Description Met Office CASE partnership 
Organisation Meteorological Office UK
Country United Kingdom 
Sector Public 
PI Contribution Regular meetings to discuss research directions and visits to the Met Office, Exeter, to perform experiments.
Collaborator Contribution Input into research direction and technical help.
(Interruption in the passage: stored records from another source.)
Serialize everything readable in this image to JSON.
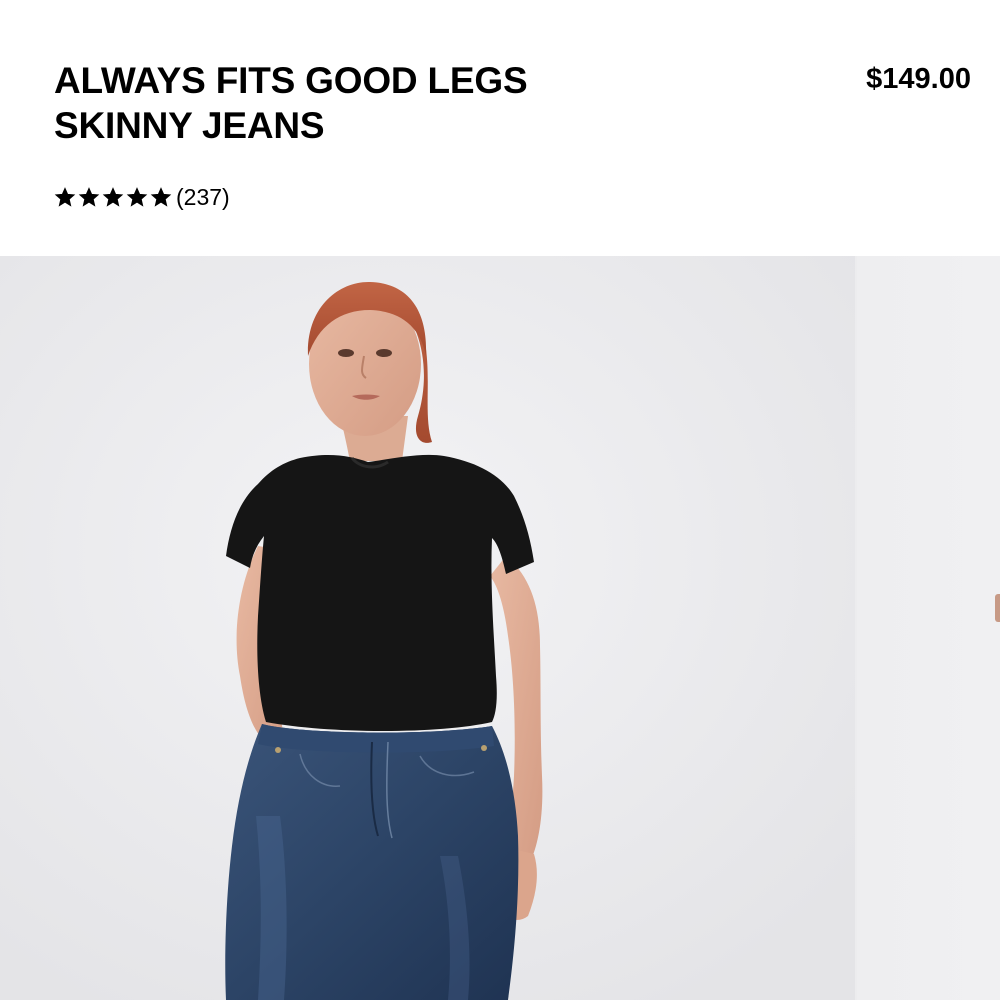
{
  "product": {
    "title_line1": "ALWAYS FITS GOOD LEGS",
    "title_line2": "SKINNY JEANS",
    "price": "$149.00",
    "rating": {
      "stars": 5,
      "review_count": "(237)"
    }
  },
  "gallery": {
    "slides": [
      {
        "subject": "model wearing black crop t-shirt and dark blue skinny jeans"
      },
      {
        "subject": "next product photo (partially visible)"
      }
    ]
  },
  "colors": {
    "text": "#000000",
    "background": "#ffffff",
    "photo_background": "#ececee",
    "tshirt": "#141414",
    "denim": "#2e4668",
    "hair": "#b9573a"
  },
  "icons": {
    "rating_star": "star-icon"
  }
}
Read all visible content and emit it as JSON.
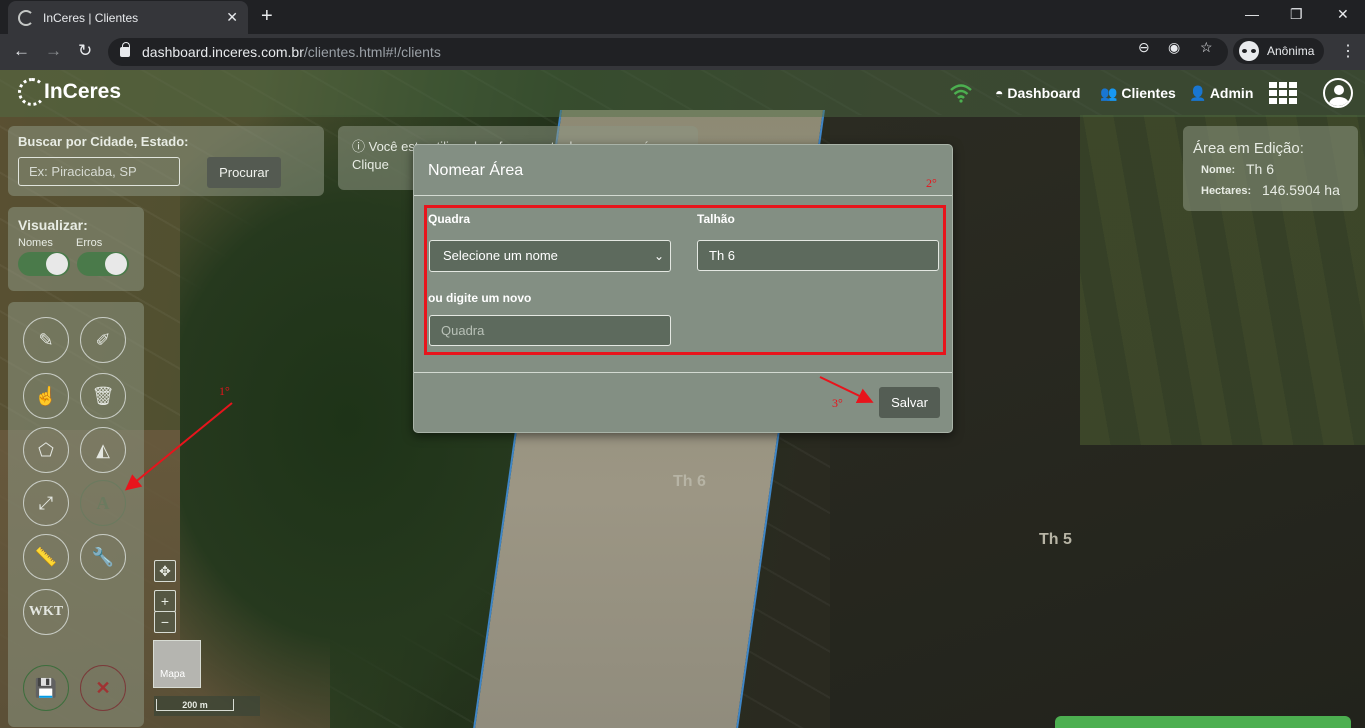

Contact with wider science community at the Met Office.
Impact N/A
Start Year 2015